> TASK TO CARRY OUT: Lines with the word "JSON" are the answer; copy each of them from the data below.

.....

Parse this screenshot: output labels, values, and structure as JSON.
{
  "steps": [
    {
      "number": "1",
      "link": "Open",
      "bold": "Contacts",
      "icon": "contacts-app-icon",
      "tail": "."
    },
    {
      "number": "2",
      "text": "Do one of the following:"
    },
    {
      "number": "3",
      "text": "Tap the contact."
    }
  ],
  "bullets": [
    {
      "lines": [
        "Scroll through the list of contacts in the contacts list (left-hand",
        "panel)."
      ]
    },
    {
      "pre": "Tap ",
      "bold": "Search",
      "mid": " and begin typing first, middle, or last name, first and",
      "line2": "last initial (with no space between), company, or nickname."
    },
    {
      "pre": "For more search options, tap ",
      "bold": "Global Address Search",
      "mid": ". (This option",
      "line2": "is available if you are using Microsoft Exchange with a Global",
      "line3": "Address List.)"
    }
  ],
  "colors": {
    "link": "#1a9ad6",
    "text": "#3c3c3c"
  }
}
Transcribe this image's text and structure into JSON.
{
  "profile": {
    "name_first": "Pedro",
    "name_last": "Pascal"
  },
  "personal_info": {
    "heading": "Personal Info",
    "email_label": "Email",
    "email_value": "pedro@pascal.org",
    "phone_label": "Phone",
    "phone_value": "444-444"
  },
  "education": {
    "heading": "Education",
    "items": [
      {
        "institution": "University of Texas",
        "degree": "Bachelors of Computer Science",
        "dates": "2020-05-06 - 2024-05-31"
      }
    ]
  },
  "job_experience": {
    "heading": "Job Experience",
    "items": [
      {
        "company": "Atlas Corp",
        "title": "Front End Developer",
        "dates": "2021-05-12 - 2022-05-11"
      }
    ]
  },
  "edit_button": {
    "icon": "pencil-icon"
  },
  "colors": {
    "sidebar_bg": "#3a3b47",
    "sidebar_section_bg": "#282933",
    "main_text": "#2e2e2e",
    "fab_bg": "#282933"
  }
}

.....

> WRITTEN REPLY:
Parse this screenshot: output labels, values, and structure as JSON.
Transcribe this image's text and structure into JSON.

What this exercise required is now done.